His father worked for British Rail, and Millar spent a lot of time with him at local train stations, which he describes as the most romantic, nostalgic places to be. Millar senior was also initially unimpressed with his son’s choice of a career in the arts, arranging for him to take on an apprenticeship as a joiner. The artist described this experience as “me in the corner with a skull reciting the sonnets of Shakespeare while there’s guys scraping their knuckles along the ground”. However, it was to be the labourers he knew from building sites which would prove to be one of his biggest artistic inspirations.
In 1976, Millar left school and moved south of the border to Newcastle-Upon-Tyne. In Newcastle he bore witness to more working men and women going about their daily lives in what he saw as almost a “choreographed dance routine.” Millar turned his hand to a string of different jobs for his first twelve years in the city, until he decided to pursue artistry full time in 1988.
Since Millar is completely self-taught, he has a unique and idiosyncratic style that draws on his sense for atmosphere and tendency to see the wonder in the smallest of moments. His first paintings began to explore his trademark ‘Gadgie’ characters — large working men in coats and flatcaps, often with children, almost always with their backs to the viewer. The bulky shoulders and oversized shoes of these characters emphasise the industrial nature of Millar’s surroundings. He also worked on landscapes, focusing on the factories these characters would frequent.
Millar’s first show was put on by ARTeries Gallery in Glasgow, which came about after he cold called the venue with a collection of canvases in the boot of his car. The show proved so popular that every one of the fourteen paintings he brought to the gallery sold out in thirty minutes.
Eventually Millar entered his work into the ‘Not the Turner Prize’ competition ran by a popular newspaper, where he was selected as a finalist out of some ten thousand entries, winning the chance to exhibit his work in London. After that, his work began to be shown all over the UK. Some of his most famous paintings include ‘Cowboys’, ‘Happy Days’ and ‘The Wonder Of It All’.
Millar’s work struck a chord with the British public, capturing the hearts of many. His paintings grew in popularity, as epitomised by the recent sale of the original copy of ‘The Wonder Of It All’ for £100,000. This sale came about through the highly unlikely—though fitting, considering the origins of his first show—process of being cold called by a collector. This makes Millar one of only five Scottish artists to have sold a piece for such a price in the past decade.
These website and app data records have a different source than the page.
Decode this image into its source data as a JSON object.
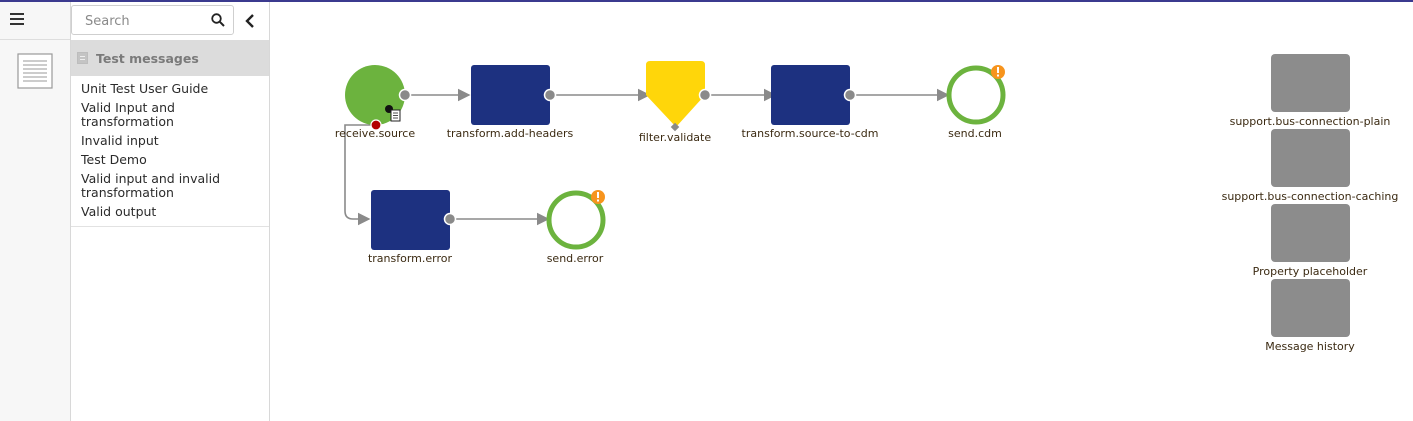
{
  "search": {
    "placeholder": "Search"
  },
  "sidebar": {
    "section_title": "Test messages",
    "items": [
      {
        "label": "Unit Test User Guide"
      },
      {
        "label": "Valid Input and transformation"
      },
      {
        "label": "Invalid input"
      },
      {
        "label": "Test Demo"
      },
      {
        "label": "Valid input and invalid transformation"
      },
      {
        "label": "Valid output"
      }
    ]
  },
  "flow": {
    "receive_source": "receive.source",
    "transform_add_headers": "transform.add-headers",
    "filter_validate": "filter.validate",
    "transform_source_to_cdm": "transform.source-to-cdm",
    "send_cdm": "send.cdm",
    "transform_error": "transform.error",
    "send_error": "send.error"
  },
  "support": [
    {
      "label": "support.bus-connection-plain"
    },
    {
      "label": "support.bus-connection-caching"
    },
    {
      "label": "Property placeholder"
    },
    {
      "label": "Message history"
    }
  ],
  "colors": {
    "receive": "#6cb33e",
    "transform": "#1d3180",
    "filter": "#ffd60a",
    "send_ring": "#6cb33e",
    "warning": "#f7941d",
    "support": "#8c8c8c",
    "topbar": "#3b3a8f"
  },
  "icons": [
    "hamburger-menu-icon",
    "document-icon",
    "search-icon",
    "chevron-left-icon",
    "warning-icon",
    "attachment-icon"
  ]
}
In April 2018, Millar’s exhibition ‘Everyday Heroes’ became his first collection to be shown in America. The works contained within ‘Everyday Heroes’ apply his Gadgie figures to the unforgettable images of first responders to the September 11 attacks on the World Trade Centre in New York, who Millar described as “an iconic representation of the spirit of New York”.
‘Everyday Heroes’ was extremely popular, with people travelling from across the United States, and even from the UK, to see the artist’s first stateside exhibit, eventually earning Millar a gallery on Fifth Avenue, which opened in October 2018. He also donated 20% of his earning from one of the pieces in the collection to both the FDNY’s Vulcan Society Of Black Firefighters and the NYC Fire Museum, where ‘Everyday Heroes’ was first exhibited before moving to a pop-up gallery in the city’s prestigious art district of SoHo.
Millar’s paintings have been praised for their intimate truths, portraying the uniqueness of the post-WWII era with sensitivity and optimism. His emotive manipulation of size and proportion brings a playful element to his work, and creates a sense of childlike wonder at the everyday heroism of his working class figures.
Alexander MIllar lives and works in Jesmond in Newcastle Upon Tyne, where he can often be found nursing an espresso and sketching the people he sees passing by his favourite cafe.